Ebuyer also stocks another E50 SKU that might actually be even more appealing. It costs a tenner extra after a £30 cashback but comes with Windows 8.1 Pro and Windows 7.
Lenovo has clearly taken a lot of time to design this desktop to make sure that it fits in a particular budget. The price might be its biggest lure, but I was pleasantly surprised to find out that not much was taken away in terms of the machine's components. It even comes with a decent keyboard and mouse and a copy of Windows 8.1.
There are two things that could be improved.
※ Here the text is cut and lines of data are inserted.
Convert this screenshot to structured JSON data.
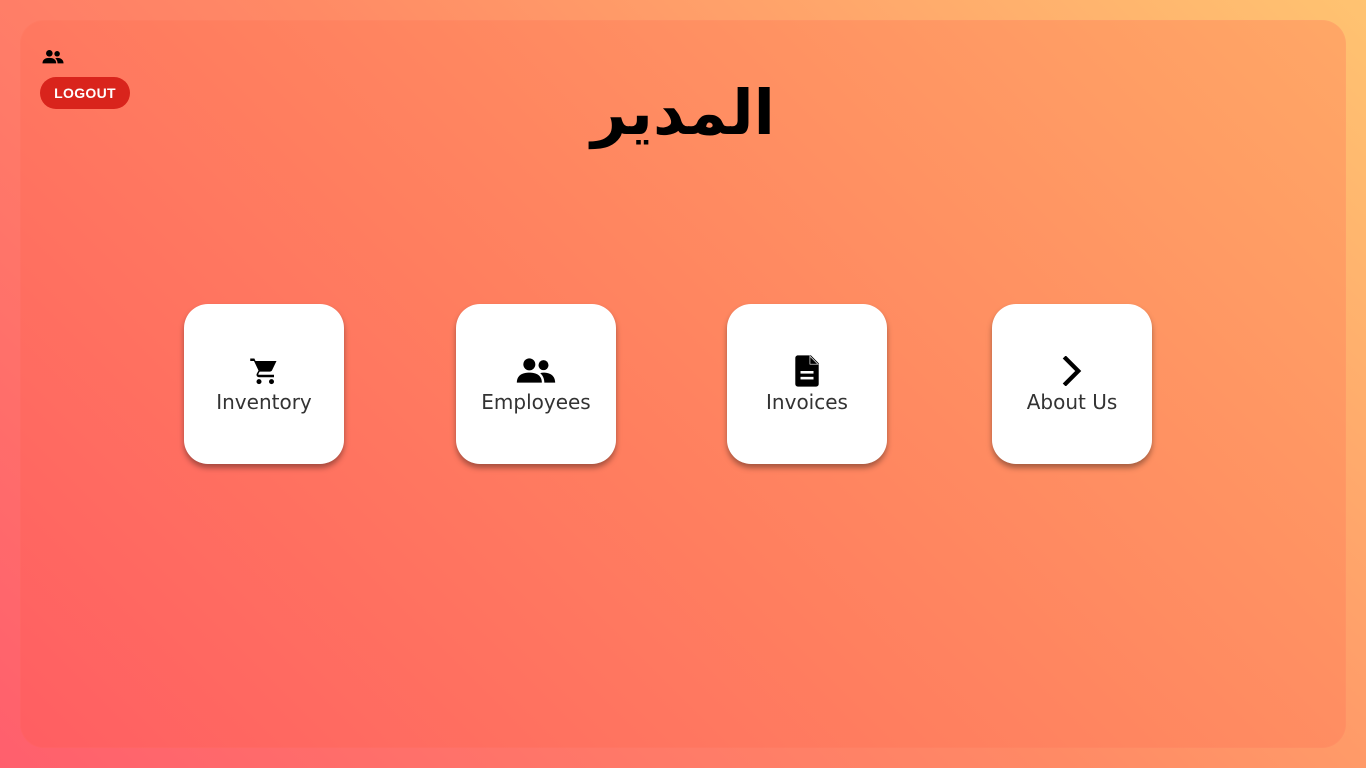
{
  "header": {
    "user_icon": "people-icon",
    "logout_label": "LOGOUT",
    "title": "المدير"
  },
  "tiles": [
    {
      "label": "Inventory",
      "icon": "cart-icon"
    },
    {
      "label": "Employees",
      "icon": "people-icon"
    },
    {
      "label": "Invoices",
      "icon": "document-icon"
    },
    {
      "label": "About Us",
      "icon": "chevron-right-icon"
    }
  ],
  "colors": {
    "logout_button": "#d9241c",
    "tile_background": "#ffffff",
    "gradient_start": "#ff5e62",
    "gradient_end": "#ffc371"
  }
}
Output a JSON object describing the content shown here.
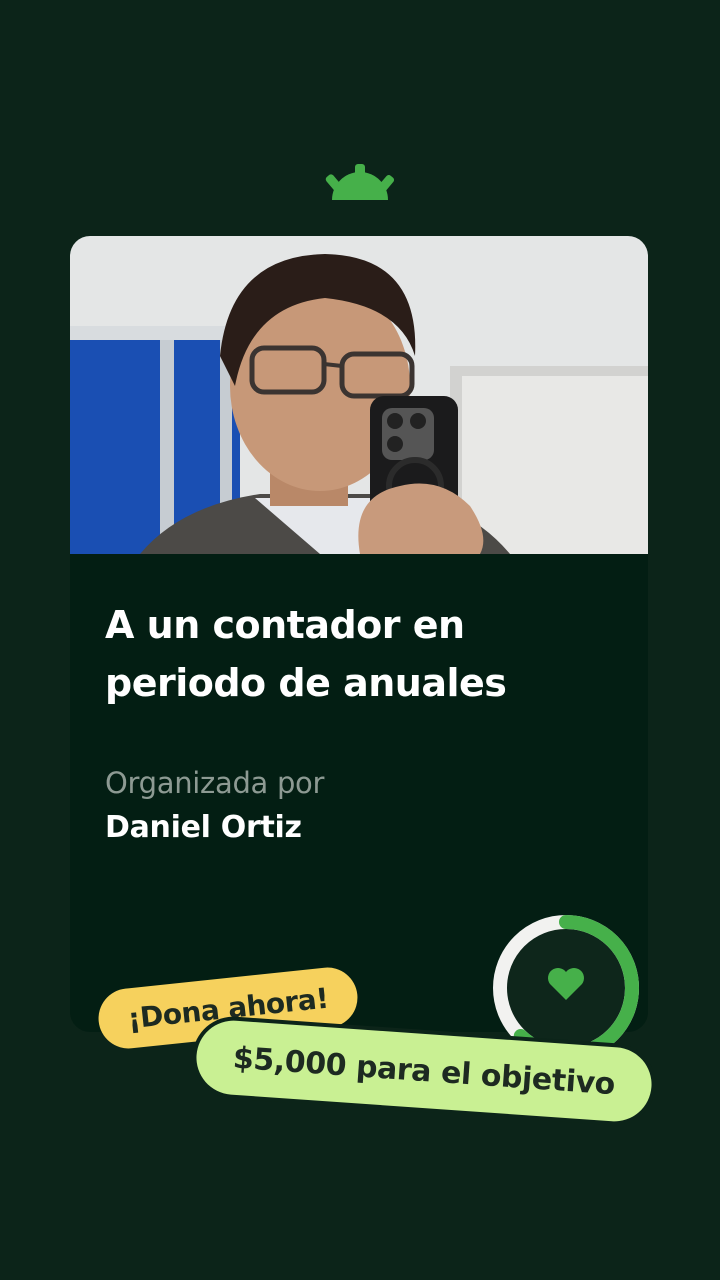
{
  "brand": {
    "logo_icon": "gofundme-logo-icon",
    "color": "#46b04a"
  },
  "campaign": {
    "title": "A un contador en periodo de anuales",
    "organizer_label": "Organizada por",
    "organizer_name": "Daniel Ortiz",
    "photo": "man-mirror-selfie-photo"
  },
  "cta": {
    "label": "¡Dona ahora!",
    "color": "#f6d15d"
  },
  "goal": {
    "label": "$5,000 para el objetivo",
    "color": "#c9f093"
  },
  "progress": {
    "fraction": 0.62,
    "icon": "heart-icon",
    "color": "#46b04a"
  }
}
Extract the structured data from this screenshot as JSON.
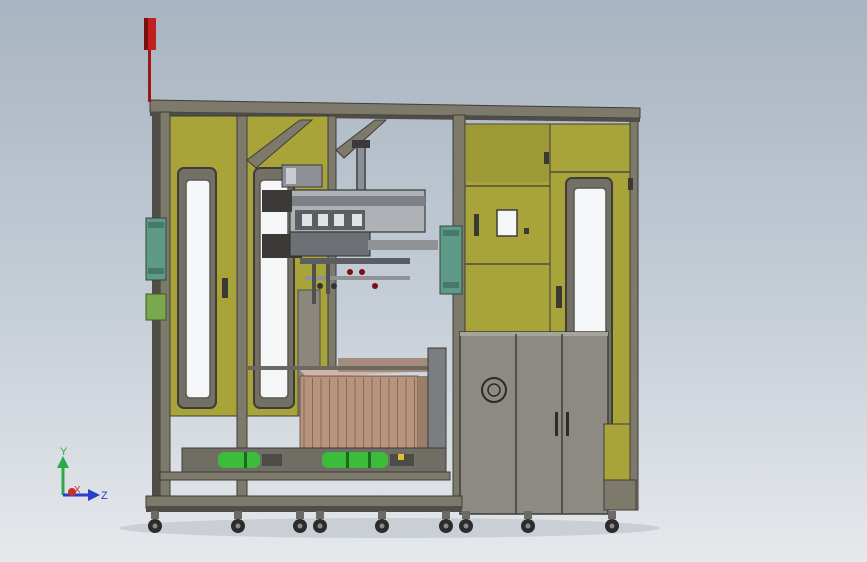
{
  "triad": {
    "y_label": "Y",
    "x_label": "X",
    "z_label": "Z",
    "y_color": "#2ea84a",
    "x_color": "#c8302a",
    "z_color": "#2a3fc8"
  },
  "colors": {
    "frame": "#7d7a6c",
    "frame_dark": "#4f4d45",
    "panel": "#a8a43a",
    "panel_dark": "#8a8630",
    "cabinet": "#8c8a82",
    "cabinet_dark": "#5e5c56",
    "motor": "#3bbd3b",
    "mount_block": "#5f9a86",
    "mount_block_alt": "#7aa84c",
    "beacon": "#c02020",
    "stack": "#b8947e",
    "caster": "#2c2c2c"
  }
}
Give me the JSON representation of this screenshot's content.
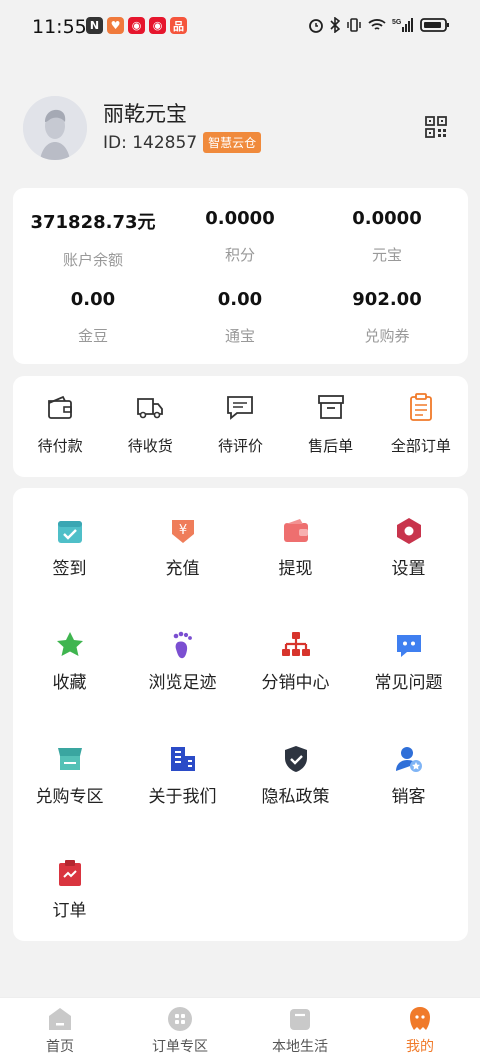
{
  "status_bar": {
    "time": "11:55",
    "network": "5G"
  },
  "profile": {
    "name": "丽乾元宝",
    "id_text": "ID: 142857",
    "badge": "智慧云仓",
    "qr_icon": "qr-code-icon"
  },
  "balances": [
    {
      "value": "371828.73元",
      "label": "账户余额"
    },
    {
      "value": "0.0000",
      "label": "积分"
    },
    {
      "value": "0.0000",
      "label": "元宝"
    },
    {
      "value": "0.00",
      "label": "金豆"
    },
    {
      "value": "0.00",
      "label": "通宝"
    },
    {
      "value": "902.00",
      "label": "兑购券"
    }
  ],
  "orders": [
    {
      "label": "待付款",
      "icon": "wallet-icon"
    },
    {
      "label": "待收货",
      "icon": "truck-icon"
    },
    {
      "label": "待评价",
      "icon": "comment-icon"
    },
    {
      "label": "售后单",
      "icon": "box-icon"
    },
    {
      "label": "全部订单",
      "icon": "clipboard-icon"
    }
  ],
  "menu": [
    {
      "label": "签到",
      "icon": "calendar-check-icon"
    },
    {
      "label": "充值",
      "icon": "yen-recharge-icon"
    },
    {
      "label": "提现",
      "icon": "wallet-icon"
    },
    {
      "label": "设置",
      "icon": "settings-hex-icon"
    },
    {
      "label": "收藏",
      "icon": "star-icon"
    },
    {
      "label": "浏览足迹",
      "icon": "footprint-icon"
    },
    {
      "label": "分销中心",
      "icon": "hierarchy-icon"
    },
    {
      "label": "常见问题",
      "icon": "chat-icon"
    },
    {
      "label": "兑购专区",
      "icon": "store-icon"
    },
    {
      "label": "关于我们",
      "icon": "building-icon"
    },
    {
      "label": "隐私政策",
      "icon": "shield-icon"
    },
    {
      "label": "销客",
      "icon": "user-badge-icon"
    },
    {
      "label": "订单",
      "icon": "order-clipboard-icon"
    }
  ],
  "tabs": [
    {
      "label": "首页",
      "icon": "home-icon",
      "active": false
    },
    {
      "label": "订单专区",
      "icon": "grid-icon",
      "active": false
    },
    {
      "label": "本地生活",
      "icon": "bag-icon",
      "active": false
    },
    {
      "label": "我的",
      "icon": "profile-icon",
      "active": true
    }
  ],
  "colors": {
    "accent": "#f07a2a",
    "badge": "#f08a3c",
    "background": "#f2f2f2"
  }
}
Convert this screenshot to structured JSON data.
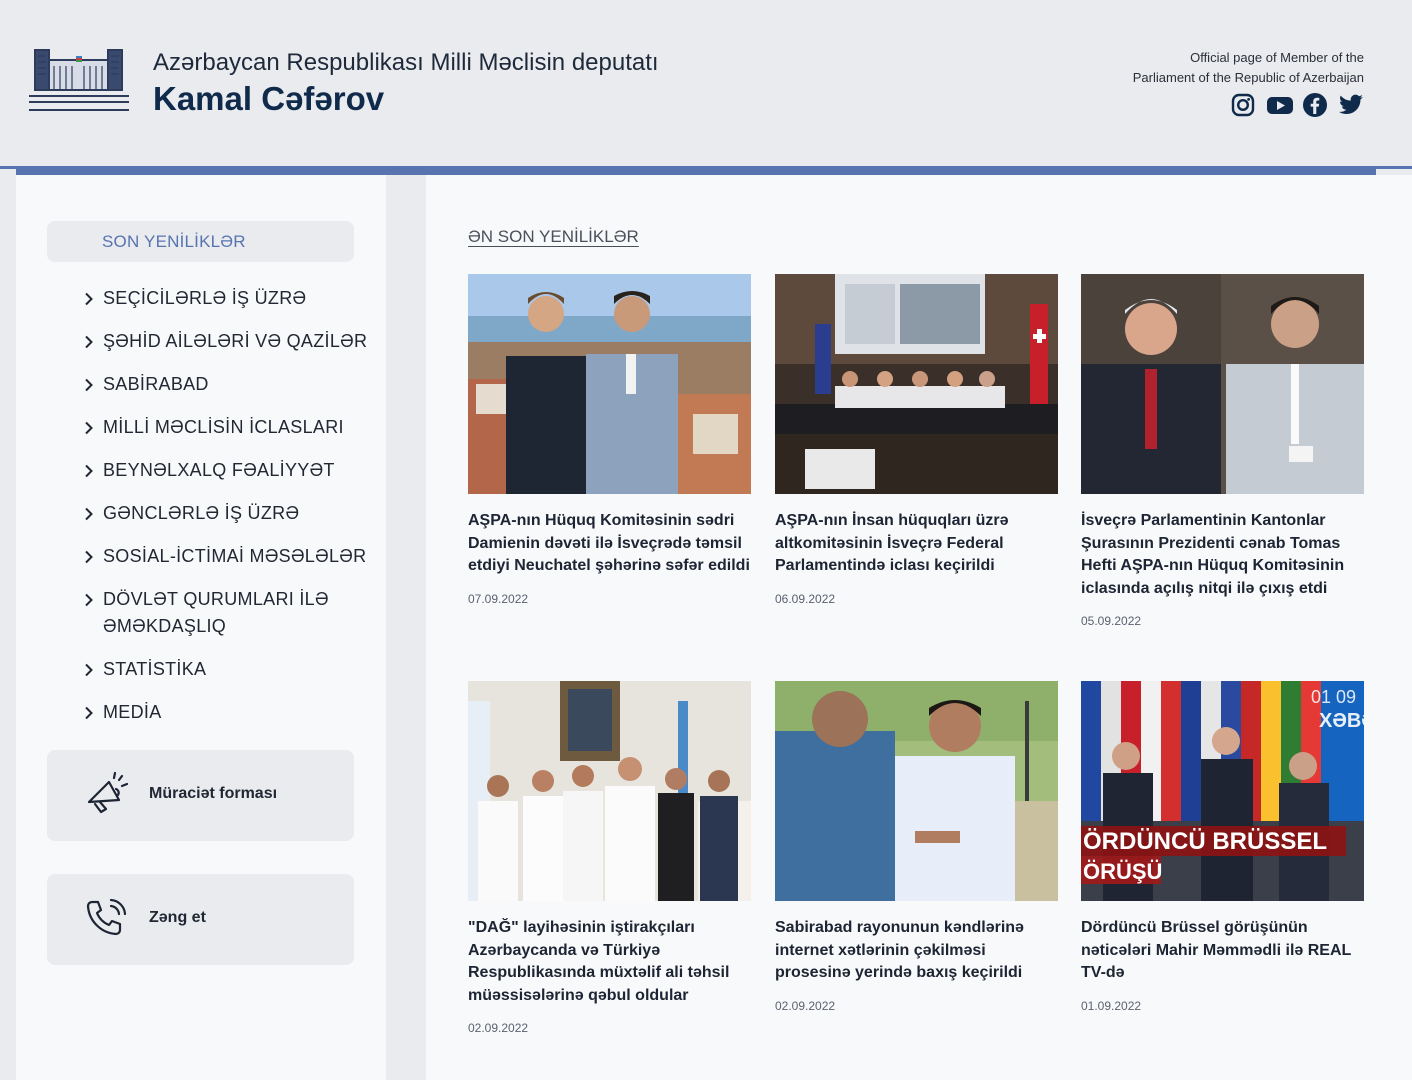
{
  "header": {
    "subtitle": "Azərbaycan Respublikası Milli Məclisin deputatı",
    "name": "Kamal Cəfərov",
    "official_line1": "Official page of Member of the",
    "official_line2": "Parliament of the Republic of Azerbaijan",
    "socials": [
      "instagram-icon",
      "youtube-icon",
      "facebook-icon",
      "twitter-icon"
    ]
  },
  "sidebar": {
    "active": "SON YENİLİKLƏR",
    "items": [
      {
        "label": "SEÇİCİLƏRLƏ İŞ ÜZRƏ"
      },
      {
        "label": "ŞƏHİD AİLƏLƏRİ VƏ QAZİLƏR"
      },
      {
        "label": "SABİRABAD"
      },
      {
        "label": "MİLLİ MƏCLİSİN İCLASLARI"
      },
      {
        "label": "BEYNƏLXALQ FƏALİYYƏT"
      },
      {
        "label": "GƏNCLƏRLƏ İŞ ÜZRƏ"
      },
      {
        "label": "SOSİAL-İCTİMAİ MƏSƏLƏLƏR"
      },
      {
        "label": "DÖVLƏT QURUMLARI İLƏ ƏMƏKDAŞLIQ"
      },
      {
        "label": "STATİSTİKA"
      },
      {
        "label": "MEDİA"
      }
    ],
    "form_card": "Müraciət forması",
    "call_card": "Zəng et"
  },
  "main": {
    "section_title": "ƏN SON YENİLİKLƏR",
    "news": [
      {
        "title": "AŞPA-nın Hüquq Komitəsinin sədri Damienin dəvəti ilə İsveçrədə təmsil etdiyi Neuchatel şəhərinə səfər edildi",
        "date": "07.09.2022"
      },
      {
        "title": "AŞPA-nın İnsan hüquqları üzrə altkomitəsinin İsveçrə Federal Parlamentində iclası keçirildi",
        "date": "06.09.2022"
      },
      {
        "title": "İsveçrə Parlamentinin Kantonlar Şurasının Prezidenti cənab Tomas Hefti AŞPA-nın Hüquq Komitəsinin iclasında açılış nitqi ilə çıxış etdi",
        "date": "05.09.2022"
      },
      {
        "title": "\"DAĞ\" layihəsinin iştirakçıları Azərbaycanda və Türkiyə Respublikasında müxtəlif ali təhsil müəssisələrinə qəbul oldular",
        "date": "02.09.2022"
      },
      {
        "title": "Sabirabad rayonunun kəndlərinə internet xətlərinin çəkilməsi prosesinə yerində baxış keçirildi",
        "date": "02.09.2022"
      },
      {
        "title": "Dördüncü Brüssel görüşünün nəticələri Mahir Məmmədli ilə REAL TV-də",
        "date": "01.09.2022"
      }
    ],
    "overlay_texts": {
      "tv_time": "01 09",
      "tv_channel": "XƏBƏ",
      "tv_banner_line1": "ÖRDÜNCÜ BRÜSSEL",
      "tv_banner_line2": "ÖRÜŞÜ"
    }
  }
}
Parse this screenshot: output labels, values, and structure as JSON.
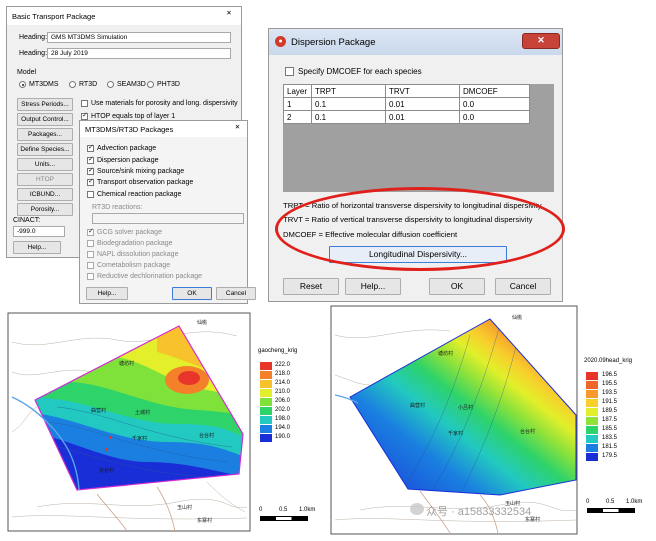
{
  "btp": {
    "title": "Basic Transport Package",
    "heading1_label": "Heading:",
    "heading1_value": "GMS MT3DMS Simulation",
    "heading2_label": "Heading:",
    "heading2_value": "28 July 2019",
    "model_label": "Model",
    "models": [
      "MT3DMS",
      "RT3D",
      "SEAM3D",
      "PHT3D"
    ],
    "selected_model": "MT3DMS",
    "buttons": [
      "Stress Periods...",
      "Output Control...",
      "Packages...",
      "Define Species...",
      "Units...",
      "HTOP",
      "ICBUND...",
      "Porosity..."
    ],
    "opt1": "Use materials for porosity and long. dispersivity",
    "opt2": "HTOP equals top of layer 1",
    "cinact_label": "CINACT:",
    "cinact_value": "-999.0",
    "help": "Help..."
  },
  "pkg": {
    "title": "MT3DMS/RT3D Packages",
    "items": [
      {
        "label": "Advection package",
        "checked": true,
        "enabled": true
      },
      {
        "label": "Dispersion package",
        "checked": true,
        "enabled": true
      },
      {
        "label": "Source/sink mixing package",
        "checked": true,
        "enabled": true
      },
      {
        "label": "Transport observation package",
        "checked": true,
        "enabled": true
      },
      {
        "label": "Chemical reaction package",
        "checked": false,
        "enabled": true
      }
    ],
    "rt3d_label": "RT3D reactions:",
    "items2": [
      {
        "label": "GCG solver package",
        "checked": true,
        "enabled": false
      },
      {
        "label": "Biodegradation package",
        "checked": false,
        "enabled": false
      },
      {
        "label": "NAPL dissolution package",
        "checked": false,
        "enabled": false
      },
      {
        "label": "Cometabolism package",
        "checked": false,
        "enabled": false
      },
      {
        "label": "Reductive dechlorination package",
        "checked": false,
        "enabled": false
      }
    ],
    "help": "Help...",
    "ok": "OK",
    "cancel": "Cancel"
  },
  "disp": {
    "title": "Dispersion Package",
    "specify": "Specify DMCOEF for each species",
    "headers": [
      "Layer",
      "TRPT",
      "TRVT",
      "DMCOEF"
    ],
    "rows": [
      [
        "1",
        "0.1",
        "0.01",
        "0.0"
      ],
      [
        "2",
        "0.1",
        "0.01",
        "0.0"
      ]
    ],
    "desc1": "TRPT = Ratio of horizontal transverse dispersivity to longitudinal dispersivity",
    "desc2": "TRVT = Ratio of vertical transverse dispersivity to longitudinal dispersivity",
    "desc3": "DMCOEF = Effective molecular diffusion coefficient",
    "long_btn": "Longitudinal Dispersivity...",
    "reset": "Reset",
    "help": "Help...",
    "ok": "OK",
    "cancel": "Cancel",
    "annotation_color": "#e0201b"
  },
  "map1": {
    "legend_title": "gaocheng_krig",
    "levels": [
      "222.0",
      "218.0",
      "214.0",
      "210.0",
      "206.0",
      "202.0",
      "198.0",
      "194.0",
      "190.0"
    ],
    "colors": [
      "#e8352a",
      "#f4802a",
      "#f8c22c",
      "#e2ef2a",
      "#7ee23a",
      "#2ed36a",
      "#22c9c0",
      "#1a7fe0",
      "#1a2ed8"
    ],
    "scale": [
      "0",
      "0.5",
      "1.0km"
    ]
  },
  "map2": {
    "legend_title": "2020.09head_krig",
    "levels": [
      "196.5",
      "195.5",
      "193.5",
      "191.5",
      "189.5",
      "187.5",
      "185.5",
      "183.5",
      "181.5",
      "179.5"
    ],
    "colors": [
      "#e8352a",
      "#f2662a",
      "#f69a2c",
      "#f8cf2c",
      "#e2ef2a",
      "#8ee23a",
      "#2ed36a",
      "#22c9c0",
      "#1a7fe0",
      "#1a2ed8"
    ],
    "scale": [
      "0",
      "0.5",
      "1.0km"
    ],
    "watermark": "众号 · a15833332534"
  }
}
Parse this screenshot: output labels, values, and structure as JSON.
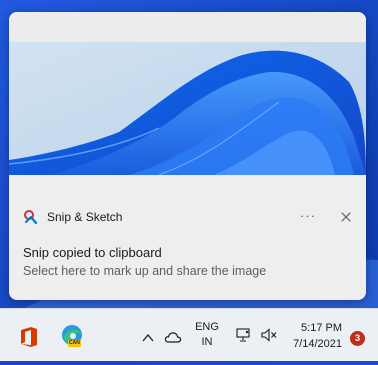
{
  "toast": {
    "app_name": "Snip & Sketch",
    "more_label": "···",
    "title": "Snip copied to clipboard",
    "subtitle": "Select here to mark up and share the image"
  },
  "taskbar": {
    "edge_badge": "CAN",
    "lang_line1": "ENG",
    "lang_line2": "IN",
    "time": "5:17 PM",
    "date": "7/14/2021",
    "notification_count": "3"
  },
  "colors": {
    "accent": "#1a4fd6",
    "badge": "#c42b1c",
    "office": "#d83b01"
  }
}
Firstly, the number of memory slots – you're limited to one which means you have to get rid of the existing memory card in order to get a higher capacity one in. 4GB should be enough for most purposes though. Then there's the matter of the USB ports – five ports get filled quite quickly and there's only one USB 3.0.
The Lenovo E50 sets the bar high for entry-level desktops as a sturdy, reliable, affordable workstation. Sure, you can buy a second-hand machine for less, but the E50 gives you peace of mind; what's more you can upgrade the existing warranty to five years for not a lot of dough. Firms, however, are increasingly considering laptops as the performance and price gaps between desktops and notebooks are shrinking. What's more, laptops allow extra flexibility, offer easier connectivity and come with a monitor by default.
Désiré has been musing and writing about technology during a career spanning four decades. He dabbled in website builders and web hosting when DHTML and frames were in vogue and started narrating about the impact of technology on society just before the start of the Y2K hysteria at the turn of the last millennium.